* [WHAT THIS TASK INVOLVES]: Give back each line of the listing below that contains the string "number".

————————

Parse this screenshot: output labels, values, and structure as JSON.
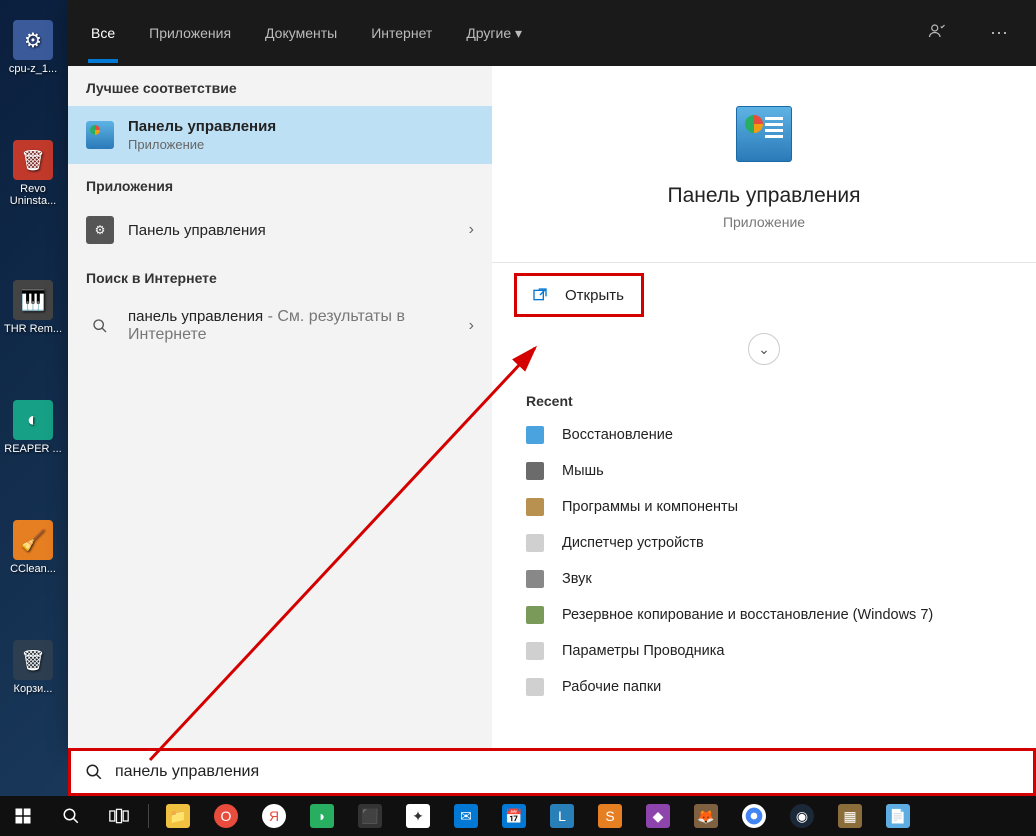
{
  "desktop_icons": [
    {
      "label": "cpu-z_1..."
    },
    {
      "label": "Revo Uninsta..."
    },
    {
      "label": "THR Rem..."
    },
    {
      "label": "REAPER ..."
    },
    {
      "label": "CClean..."
    },
    {
      "label": "Корзи..."
    }
  ],
  "header": {
    "tabs": [
      "Все",
      "Приложения",
      "Документы",
      "Интернет",
      "Другие"
    ],
    "active_tab": 0
  },
  "left": {
    "best_match_label": "Лучшее соответствие",
    "best_match": {
      "title": "Панель управления",
      "sub": "Приложение"
    },
    "apps_label": "Приложения",
    "apps": [
      {
        "title": "Панель управления"
      }
    ],
    "web_label": "Поиск в Интернете",
    "web": [
      {
        "title": "панель управления",
        "sub": " - См. результаты в Интернете"
      }
    ]
  },
  "right": {
    "title": "Панель управления",
    "sub": "Приложение",
    "open_label": "Открыть",
    "recent_label": "Recent",
    "recent": [
      {
        "label": "Восстановление",
        "color": "#4aa3df"
      },
      {
        "label": "Мышь",
        "color": "#6b6b6b"
      },
      {
        "label": "Программы и компоненты",
        "color": "#b89050"
      },
      {
        "label": "Диспетчер устройств",
        "color": "#d0d0d0"
      },
      {
        "label": "Звук",
        "color": "#888"
      },
      {
        "label": "Резервное копирование и восстановление (Windows 7)",
        "color": "#7a9a5a"
      },
      {
        "label": "Параметры Проводника",
        "color": "#d0d0d0"
      },
      {
        "label": "Рабочие папки",
        "color": "#d0d0d0"
      }
    ]
  },
  "search_value": "панель управления",
  "taskbar_apps": [
    "start",
    "search",
    "taskview",
    "explorer",
    "opera",
    "yandex",
    "sputnik",
    "app1",
    "app2",
    "mail",
    "calendar",
    "lister",
    "sublime",
    "git",
    "gimp",
    "chrome",
    "steam",
    "explorer2",
    "notepad"
  ]
}
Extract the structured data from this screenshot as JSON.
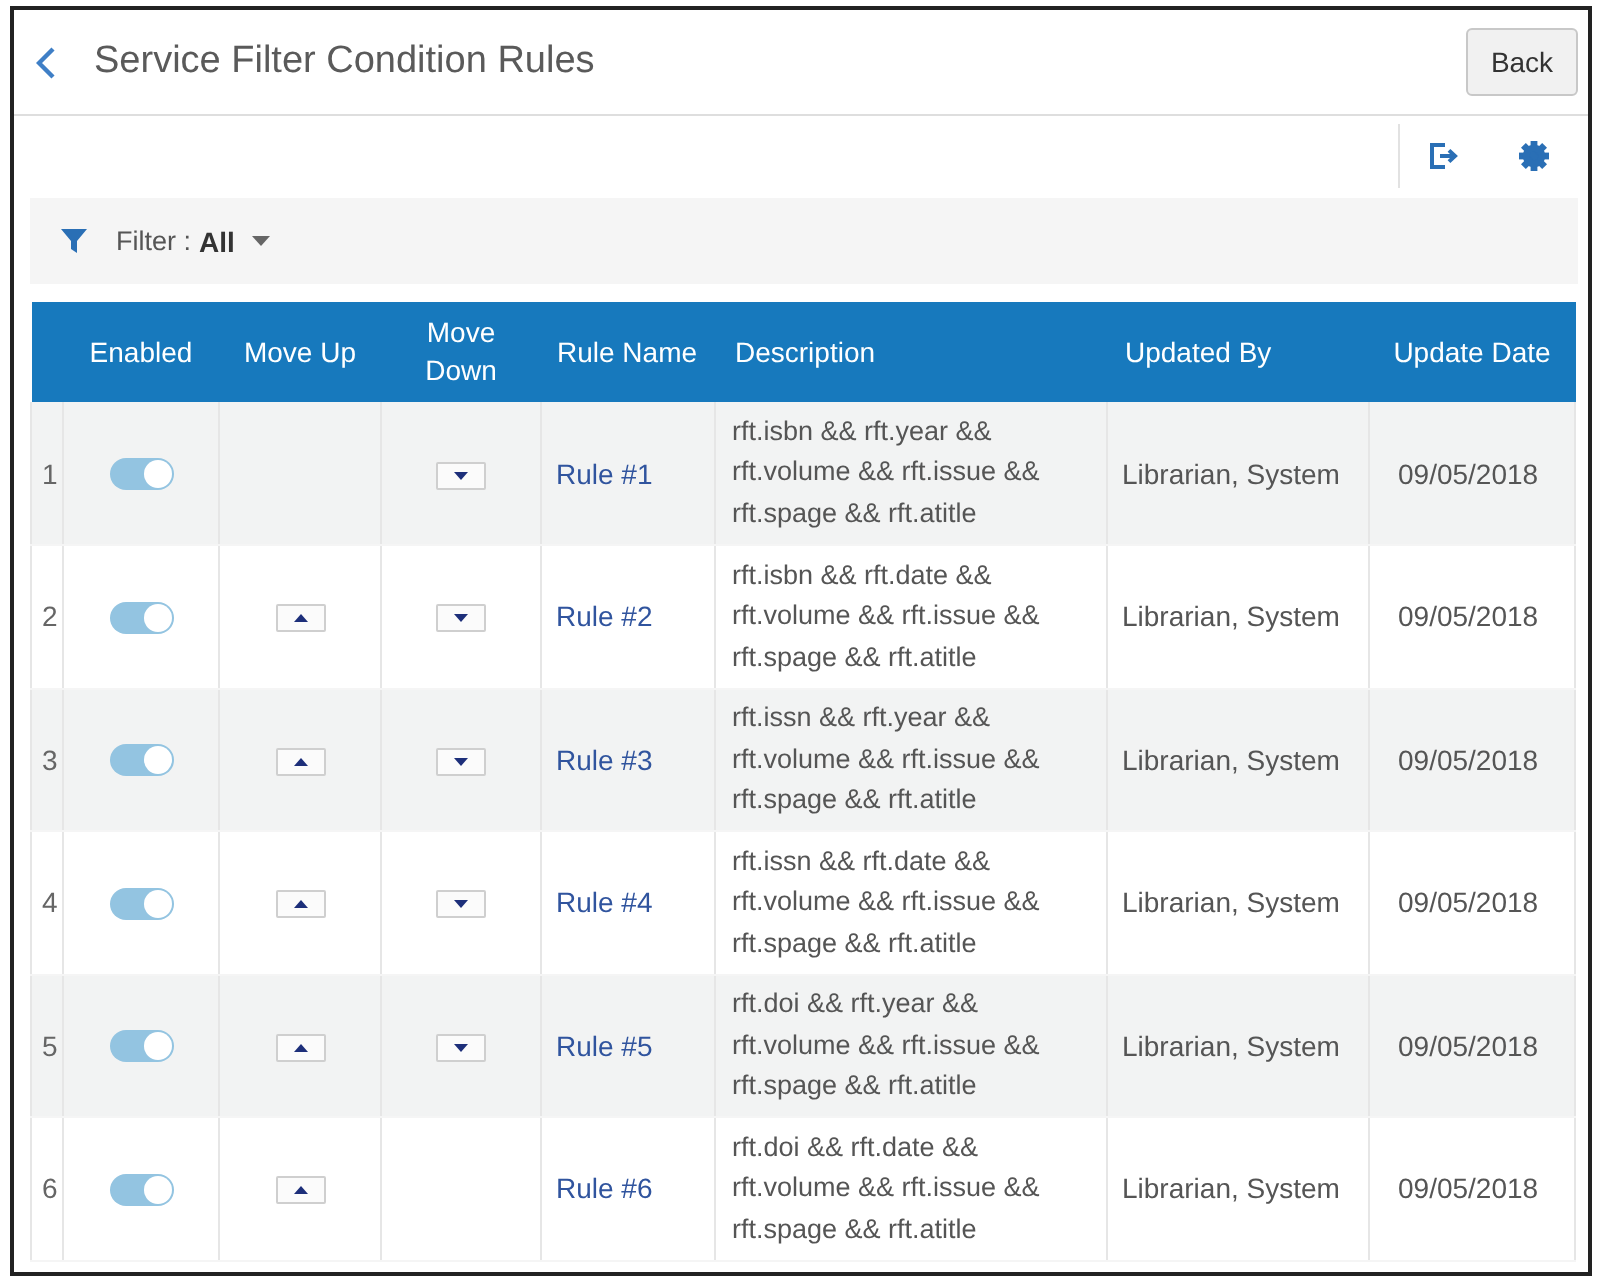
{
  "header": {
    "title": "Service Filter Condition Rules",
    "back_button": "Back"
  },
  "filter": {
    "label": "Filter :",
    "value": "All"
  },
  "table": {
    "columns": [
      "Enabled",
      "Move Up",
      "Move Down",
      "Rule Name",
      "Description",
      "Updated By",
      "Update Date"
    ],
    "rows": [
      {
        "number": "1",
        "enabled": true,
        "can_move_up": false,
        "can_move_down": true,
        "rule_name": "Rule #1",
        "description": "rft.isbn && rft.year && rft.volume && rft.issue && rft.spage && rft.atitle",
        "updated_by": "Librarian, System",
        "update_date": "09/05/2018"
      },
      {
        "number": "2",
        "enabled": true,
        "can_move_up": true,
        "can_move_down": true,
        "rule_name": "Rule #2",
        "description": "rft.isbn && rft.date && rft.volume && rft.issue && rft.spage && rft.atitle",
        "updated_by": "Librarian, System",
        "update_date": "09/05/2018"
      },
      {
        "number": "3",
        "enabled": true,
        "can_move_up": true,
        "can_move_down": true,
        "rule_name": "Rule #3",
        "description": "rft.issn && rft.year && rft.volume && rft.issue && rft.spage && rft.atitle",
        "updated_by": "Librarian, System",
        "update_date": "09/05/2018"
      },
      {
        "number": "4",
        "enabled": true,
        "can_move_up": true,
        "can_move_down": true,
        "rule_name": "Rule #4",
        "description": "rft.issn && rft.date && rft.volume && rft.issue && rft.spage && rft.atitle",
        "updated_by": "Librarian, System",
        "update_date": "09/05/2018"
      },
      {
        "number": "5",
        "enabled": true,
        "can_move_up": true,
        "can_move_down": true,
        "rule_name": "Rule #5",
        "description": "rft.doi && rft.year && rft.volume && rft.issue && rft.spage && rft.atitle",
        "updated_by": "Librarian, System",
        "update_date": "09/05/2018"
      },
      {
        "number": "6",
        "enabled": true,
        "can_move_up": true,
        "can_move_down": false,
        "rule_name": "Rule #6",
        "description": "rft.doi && rft.date && rft.volume && rft.issue && rft.spage && rft.atitle",
        "updated_by": "Librarian, System",
        "update_date": "09/05/2018"
      }
    ]
  }
}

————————

* [OUTPUT]:
        "number": "1",
        "number": "2",
        "number": "3",
        "number": "4",
        "number": "5",
        "number": "6",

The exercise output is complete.